But what Janelle and our friends said on that panel was that it was never going to change until men put an end to it ourselves. Women are not doing anything to deserve it. That means it’s up to men to stop doing it. And the only way that happens is if men self-correct.
What happened to Janelle in the wake of that article was my first opportunity to put what I’d learned into practice. Pieces like mine are fine but it’s like cleaning one drop of water in an ocean filled with crude oil. Another dimension of this that might be worth mentioning is the code of silence.
JANELLE: Yeah, women are certainly encouraged to not talk about their harassment, which is why so many men who would be allies don’t even know it’s happening.
ANDY: One thing I’d like to add is about the reaction I got to my piece. I expected there to be a lot of response from men, either agreement or extreme disagreement, hate, insults, etc.
The vast majority — like 90% — of the reaction I got was from women, which just speaks to how pervasive the problem is, because so many women related to what Janelle went through and men’s lack of action. I would also note that I did not receive a single rape threat or any other gender specific insults whatsoever.
ACT: We’re talking about this happening in the comics field, but this is something that happens everywhere, to different degrees. (And most people in the comics field, lest we scare people away with what we’re saying, are very nice and would never hurt anyone). What do you think we can do to tackle this sort of sexism?
ANDY: I believe the most effective way to attack sexism is through representation. More women in positions of authority, more women writers, more women artists, editors, readers, everything.
And of course men becoming aware of each other’s behavior towards women and correcting it when necessary.
Janelle and I work together on a site that features the work of many women writers, LGBT writers, writers of color. There’s a space carved out for diverse voices, and diverse voices elevate the discourse and enrich everything.
JANELLE: Many of my friends outside of comics are doing these incredibly intense jobs that involve basically saving the world, and sometimes I think, “What am I doing fighting so hard over representation and acceptance in comics?” One of these friends once said to me that representation in media both in the end product and in the making of the product shows the world how it should be done. People need to realize that the perceived lack of women creating comics is not because there are no women creating or reading comics. It’s because there’s a systematic sexism at work that isn’t even something most dudes know they’re doing. So they hire people like themselves and that excludes women and people of color. And then they make a product that features more people like themselves. Diverse media that reflects the diverse world we actually live in can change how people are treated. If we can change comics, I really believe we can change anything. I won’t stop trying.
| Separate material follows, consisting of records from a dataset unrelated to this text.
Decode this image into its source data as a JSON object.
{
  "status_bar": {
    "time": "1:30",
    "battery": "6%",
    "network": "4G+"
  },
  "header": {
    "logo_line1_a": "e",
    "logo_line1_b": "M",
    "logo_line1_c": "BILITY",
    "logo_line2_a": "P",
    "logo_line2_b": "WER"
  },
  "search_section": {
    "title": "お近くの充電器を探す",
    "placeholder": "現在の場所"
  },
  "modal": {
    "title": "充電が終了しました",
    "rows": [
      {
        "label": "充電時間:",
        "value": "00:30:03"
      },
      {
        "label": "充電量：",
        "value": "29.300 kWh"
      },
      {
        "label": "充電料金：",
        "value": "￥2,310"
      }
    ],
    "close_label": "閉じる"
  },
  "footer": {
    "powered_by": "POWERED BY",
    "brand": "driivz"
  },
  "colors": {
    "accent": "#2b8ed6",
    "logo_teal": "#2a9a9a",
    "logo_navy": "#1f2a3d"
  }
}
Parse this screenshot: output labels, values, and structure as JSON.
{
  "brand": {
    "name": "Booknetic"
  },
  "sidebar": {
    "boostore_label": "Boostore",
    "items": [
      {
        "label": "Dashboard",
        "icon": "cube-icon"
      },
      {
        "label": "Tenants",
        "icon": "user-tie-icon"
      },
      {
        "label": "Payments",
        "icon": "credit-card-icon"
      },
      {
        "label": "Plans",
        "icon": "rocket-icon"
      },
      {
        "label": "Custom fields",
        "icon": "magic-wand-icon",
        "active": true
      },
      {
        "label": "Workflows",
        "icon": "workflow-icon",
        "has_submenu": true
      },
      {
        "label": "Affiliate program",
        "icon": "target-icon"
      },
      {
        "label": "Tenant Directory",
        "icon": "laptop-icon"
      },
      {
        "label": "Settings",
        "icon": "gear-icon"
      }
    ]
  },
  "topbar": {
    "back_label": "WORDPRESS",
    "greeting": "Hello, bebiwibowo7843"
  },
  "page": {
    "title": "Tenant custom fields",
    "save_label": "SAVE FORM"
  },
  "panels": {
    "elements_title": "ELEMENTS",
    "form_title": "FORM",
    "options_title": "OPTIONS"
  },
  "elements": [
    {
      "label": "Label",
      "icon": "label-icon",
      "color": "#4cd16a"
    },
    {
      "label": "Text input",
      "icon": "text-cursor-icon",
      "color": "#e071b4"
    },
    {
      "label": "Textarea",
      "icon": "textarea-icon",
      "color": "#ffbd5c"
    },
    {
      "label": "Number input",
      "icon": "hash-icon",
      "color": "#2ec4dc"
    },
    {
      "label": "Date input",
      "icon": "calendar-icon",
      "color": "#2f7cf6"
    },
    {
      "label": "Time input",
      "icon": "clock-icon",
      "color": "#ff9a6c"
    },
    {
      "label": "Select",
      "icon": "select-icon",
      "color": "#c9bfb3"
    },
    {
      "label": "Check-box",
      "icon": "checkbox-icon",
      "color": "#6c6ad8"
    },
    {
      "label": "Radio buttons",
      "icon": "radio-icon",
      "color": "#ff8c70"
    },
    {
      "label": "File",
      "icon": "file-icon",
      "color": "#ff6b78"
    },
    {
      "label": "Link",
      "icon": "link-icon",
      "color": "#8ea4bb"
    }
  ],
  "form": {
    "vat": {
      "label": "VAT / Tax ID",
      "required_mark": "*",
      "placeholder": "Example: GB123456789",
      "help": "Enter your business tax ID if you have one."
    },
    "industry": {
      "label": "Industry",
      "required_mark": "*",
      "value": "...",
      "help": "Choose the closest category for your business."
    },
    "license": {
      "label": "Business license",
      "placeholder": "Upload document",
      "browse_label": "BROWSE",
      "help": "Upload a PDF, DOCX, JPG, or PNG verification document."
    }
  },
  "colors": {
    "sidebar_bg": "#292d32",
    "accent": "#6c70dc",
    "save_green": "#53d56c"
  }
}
Photo: (D.C. Comics)
Make Cons Safer
Find out how you can help make Comic-cons safer by implementing anti-harassment policies.
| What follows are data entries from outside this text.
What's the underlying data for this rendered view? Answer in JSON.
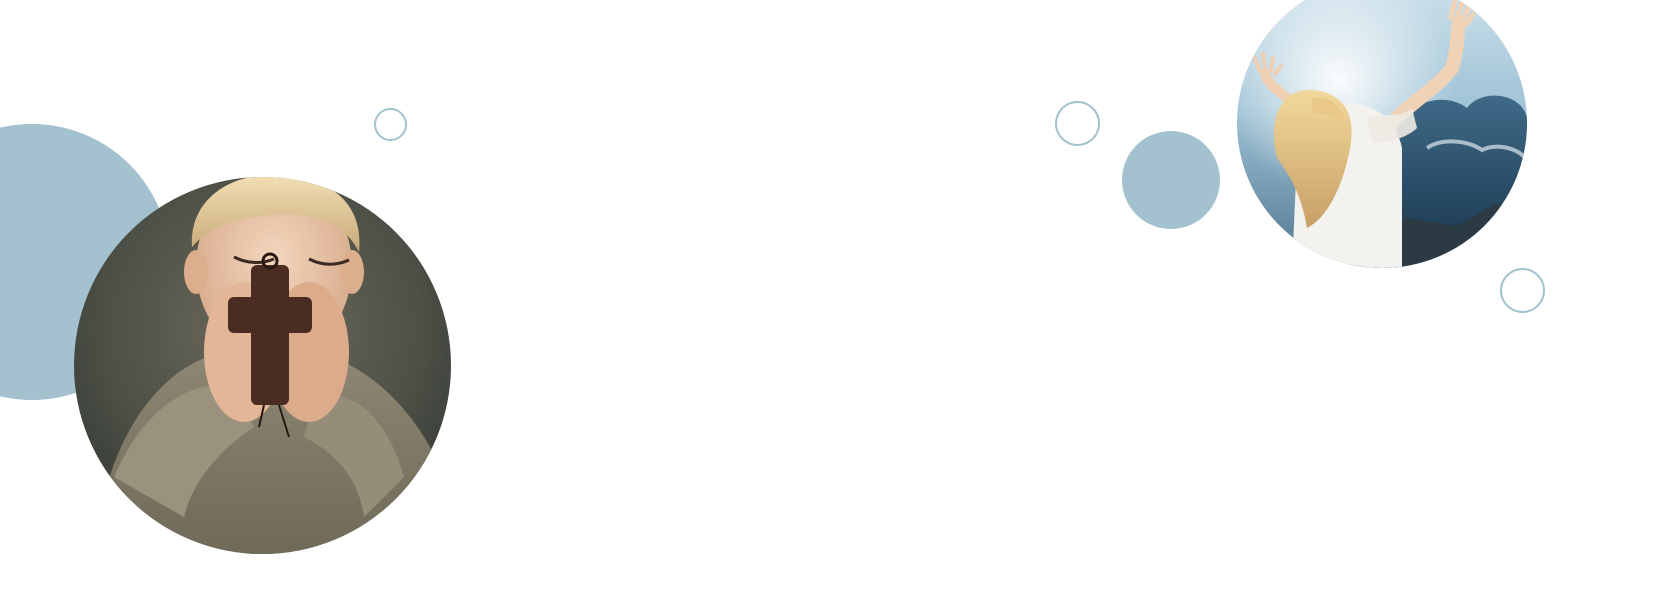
{
  "colors": {
    "background": "#ffffff",
    "accent_fill": "#a3c1ce",
    "accent_ring": "#a3c2cf"
  },
  "photos": [
    {
      "subject": "child-praying-with-cross"
    },
    {
      "subject": "woman-raising-hands-to-sky"
    }
  ]
}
Head to lookdifferent.org for more examples of bias, what you can do about it and additional resources.